[Start of section]
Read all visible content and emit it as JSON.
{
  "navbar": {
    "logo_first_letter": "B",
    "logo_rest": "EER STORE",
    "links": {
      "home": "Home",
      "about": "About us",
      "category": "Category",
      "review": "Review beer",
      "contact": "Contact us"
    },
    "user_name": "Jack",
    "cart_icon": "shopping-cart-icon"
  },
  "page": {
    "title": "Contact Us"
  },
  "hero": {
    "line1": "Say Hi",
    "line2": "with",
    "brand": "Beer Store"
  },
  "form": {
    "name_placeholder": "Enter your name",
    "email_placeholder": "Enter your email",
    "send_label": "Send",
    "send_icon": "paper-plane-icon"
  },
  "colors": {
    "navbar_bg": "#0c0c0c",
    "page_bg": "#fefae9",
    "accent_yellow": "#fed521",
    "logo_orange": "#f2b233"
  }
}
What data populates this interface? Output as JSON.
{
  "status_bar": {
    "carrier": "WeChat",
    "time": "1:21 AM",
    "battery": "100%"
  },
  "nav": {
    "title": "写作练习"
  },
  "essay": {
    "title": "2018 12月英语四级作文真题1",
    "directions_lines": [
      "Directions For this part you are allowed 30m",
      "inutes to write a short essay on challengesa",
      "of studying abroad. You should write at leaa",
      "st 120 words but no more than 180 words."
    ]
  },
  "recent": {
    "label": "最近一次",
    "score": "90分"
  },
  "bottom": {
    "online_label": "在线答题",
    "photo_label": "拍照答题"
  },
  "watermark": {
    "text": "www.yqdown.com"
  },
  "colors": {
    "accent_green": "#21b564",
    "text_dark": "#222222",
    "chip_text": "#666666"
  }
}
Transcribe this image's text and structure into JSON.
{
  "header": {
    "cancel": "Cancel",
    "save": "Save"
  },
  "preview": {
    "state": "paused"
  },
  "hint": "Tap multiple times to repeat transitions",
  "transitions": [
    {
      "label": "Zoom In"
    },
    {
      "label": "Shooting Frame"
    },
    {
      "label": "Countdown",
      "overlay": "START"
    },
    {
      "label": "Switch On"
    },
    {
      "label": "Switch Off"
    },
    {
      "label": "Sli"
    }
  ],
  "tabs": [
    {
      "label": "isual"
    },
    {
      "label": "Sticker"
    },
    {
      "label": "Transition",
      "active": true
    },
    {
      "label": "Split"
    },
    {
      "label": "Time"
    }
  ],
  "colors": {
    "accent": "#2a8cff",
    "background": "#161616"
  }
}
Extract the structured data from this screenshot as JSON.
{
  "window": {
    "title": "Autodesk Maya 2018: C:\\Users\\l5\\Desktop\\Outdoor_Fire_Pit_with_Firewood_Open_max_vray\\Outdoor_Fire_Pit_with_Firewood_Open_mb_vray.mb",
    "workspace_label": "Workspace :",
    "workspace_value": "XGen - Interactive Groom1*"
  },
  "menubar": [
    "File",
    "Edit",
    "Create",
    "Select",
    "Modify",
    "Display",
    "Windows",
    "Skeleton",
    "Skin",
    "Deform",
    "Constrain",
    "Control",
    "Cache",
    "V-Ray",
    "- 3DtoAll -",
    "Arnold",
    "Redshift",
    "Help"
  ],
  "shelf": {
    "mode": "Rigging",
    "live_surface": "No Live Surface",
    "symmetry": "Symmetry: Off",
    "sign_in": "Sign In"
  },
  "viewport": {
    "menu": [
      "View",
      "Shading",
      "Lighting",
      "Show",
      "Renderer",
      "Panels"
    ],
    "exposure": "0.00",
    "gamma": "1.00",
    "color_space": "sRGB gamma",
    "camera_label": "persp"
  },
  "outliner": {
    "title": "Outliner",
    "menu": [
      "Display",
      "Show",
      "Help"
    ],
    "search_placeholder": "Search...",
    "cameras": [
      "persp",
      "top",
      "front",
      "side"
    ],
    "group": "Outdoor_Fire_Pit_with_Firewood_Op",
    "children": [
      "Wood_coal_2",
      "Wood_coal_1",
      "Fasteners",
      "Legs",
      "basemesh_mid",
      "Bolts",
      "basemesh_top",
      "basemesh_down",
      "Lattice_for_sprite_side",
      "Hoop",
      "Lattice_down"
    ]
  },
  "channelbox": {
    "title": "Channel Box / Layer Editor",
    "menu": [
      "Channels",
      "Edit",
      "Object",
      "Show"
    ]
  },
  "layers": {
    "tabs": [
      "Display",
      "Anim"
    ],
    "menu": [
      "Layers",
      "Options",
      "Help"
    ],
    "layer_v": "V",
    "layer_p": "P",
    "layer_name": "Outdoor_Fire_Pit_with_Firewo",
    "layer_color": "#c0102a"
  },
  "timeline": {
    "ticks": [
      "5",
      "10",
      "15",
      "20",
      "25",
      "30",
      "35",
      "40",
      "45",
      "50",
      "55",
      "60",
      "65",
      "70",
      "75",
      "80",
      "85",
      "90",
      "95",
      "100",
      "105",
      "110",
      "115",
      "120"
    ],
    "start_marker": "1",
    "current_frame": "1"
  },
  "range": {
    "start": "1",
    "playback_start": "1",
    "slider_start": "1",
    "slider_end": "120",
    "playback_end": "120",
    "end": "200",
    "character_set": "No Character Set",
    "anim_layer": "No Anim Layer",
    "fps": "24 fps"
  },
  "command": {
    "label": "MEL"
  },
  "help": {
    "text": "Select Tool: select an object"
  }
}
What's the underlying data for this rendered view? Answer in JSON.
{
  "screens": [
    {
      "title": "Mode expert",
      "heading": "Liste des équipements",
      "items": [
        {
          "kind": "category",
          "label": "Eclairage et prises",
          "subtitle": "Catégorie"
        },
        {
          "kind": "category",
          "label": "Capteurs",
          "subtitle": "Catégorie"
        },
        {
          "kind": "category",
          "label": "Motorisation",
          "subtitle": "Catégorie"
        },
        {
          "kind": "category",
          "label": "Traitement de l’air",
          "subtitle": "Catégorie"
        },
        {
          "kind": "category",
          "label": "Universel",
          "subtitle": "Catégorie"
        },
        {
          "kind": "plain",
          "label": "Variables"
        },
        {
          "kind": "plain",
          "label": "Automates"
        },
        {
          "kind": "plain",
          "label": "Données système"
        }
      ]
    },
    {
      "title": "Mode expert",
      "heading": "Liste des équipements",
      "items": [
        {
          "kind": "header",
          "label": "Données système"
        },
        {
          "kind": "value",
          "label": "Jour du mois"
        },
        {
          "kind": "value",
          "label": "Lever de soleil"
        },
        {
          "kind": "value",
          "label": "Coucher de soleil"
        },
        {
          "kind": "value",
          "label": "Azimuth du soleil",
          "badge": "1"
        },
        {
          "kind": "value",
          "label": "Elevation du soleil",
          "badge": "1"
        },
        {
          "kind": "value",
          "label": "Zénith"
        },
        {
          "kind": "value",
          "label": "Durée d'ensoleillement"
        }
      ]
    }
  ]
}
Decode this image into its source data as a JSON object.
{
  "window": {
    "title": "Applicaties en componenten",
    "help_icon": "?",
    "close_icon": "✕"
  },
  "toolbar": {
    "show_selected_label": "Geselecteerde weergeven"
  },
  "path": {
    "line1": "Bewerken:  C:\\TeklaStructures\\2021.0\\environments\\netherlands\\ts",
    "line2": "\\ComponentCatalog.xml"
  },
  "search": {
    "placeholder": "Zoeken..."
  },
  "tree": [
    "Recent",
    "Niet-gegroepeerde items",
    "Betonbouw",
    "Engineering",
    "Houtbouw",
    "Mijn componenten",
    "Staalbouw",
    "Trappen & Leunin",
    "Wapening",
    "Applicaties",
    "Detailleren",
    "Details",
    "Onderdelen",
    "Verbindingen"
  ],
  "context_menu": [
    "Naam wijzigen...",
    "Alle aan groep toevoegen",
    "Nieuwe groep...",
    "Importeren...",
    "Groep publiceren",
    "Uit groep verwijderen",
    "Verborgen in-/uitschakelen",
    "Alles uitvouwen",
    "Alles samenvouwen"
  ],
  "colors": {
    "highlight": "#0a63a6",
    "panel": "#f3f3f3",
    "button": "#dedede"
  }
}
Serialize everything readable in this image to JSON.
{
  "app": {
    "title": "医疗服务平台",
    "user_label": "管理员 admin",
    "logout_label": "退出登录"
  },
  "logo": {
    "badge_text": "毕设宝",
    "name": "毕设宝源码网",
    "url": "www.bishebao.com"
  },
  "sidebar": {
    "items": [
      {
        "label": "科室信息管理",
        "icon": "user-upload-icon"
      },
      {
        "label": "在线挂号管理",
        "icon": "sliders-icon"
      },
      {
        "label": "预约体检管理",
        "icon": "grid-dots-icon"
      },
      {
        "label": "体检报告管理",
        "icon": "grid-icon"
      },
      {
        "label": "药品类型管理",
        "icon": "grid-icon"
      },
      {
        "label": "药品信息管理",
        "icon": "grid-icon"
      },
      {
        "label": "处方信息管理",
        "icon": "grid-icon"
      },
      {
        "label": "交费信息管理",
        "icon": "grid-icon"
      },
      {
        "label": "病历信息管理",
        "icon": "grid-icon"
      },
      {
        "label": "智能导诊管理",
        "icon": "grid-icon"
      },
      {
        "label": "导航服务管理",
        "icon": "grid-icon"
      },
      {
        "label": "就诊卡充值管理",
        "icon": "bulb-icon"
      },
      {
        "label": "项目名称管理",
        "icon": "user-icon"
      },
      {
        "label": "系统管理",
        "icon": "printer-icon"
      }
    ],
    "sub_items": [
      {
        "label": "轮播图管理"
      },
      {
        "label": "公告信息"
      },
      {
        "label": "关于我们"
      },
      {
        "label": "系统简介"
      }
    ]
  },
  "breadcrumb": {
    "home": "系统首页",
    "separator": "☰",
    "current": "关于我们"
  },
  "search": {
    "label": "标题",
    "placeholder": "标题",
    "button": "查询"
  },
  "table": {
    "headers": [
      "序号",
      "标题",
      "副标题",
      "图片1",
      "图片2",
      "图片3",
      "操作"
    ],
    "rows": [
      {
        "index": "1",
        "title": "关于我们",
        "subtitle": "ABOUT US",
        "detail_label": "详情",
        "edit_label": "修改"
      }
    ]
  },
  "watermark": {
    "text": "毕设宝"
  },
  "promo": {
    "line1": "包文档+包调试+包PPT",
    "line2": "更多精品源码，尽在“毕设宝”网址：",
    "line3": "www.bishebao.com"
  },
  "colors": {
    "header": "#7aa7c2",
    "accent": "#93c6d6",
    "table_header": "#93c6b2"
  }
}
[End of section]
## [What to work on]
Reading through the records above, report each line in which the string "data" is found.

## [Solution to the exercise]
What data populates this interface? Output as JSON.
Extract the structured data from this screenshot as JSON.
What's the underlying data for this rendered view? Answer in JSON.
Decode this image into its source data as a JSON object.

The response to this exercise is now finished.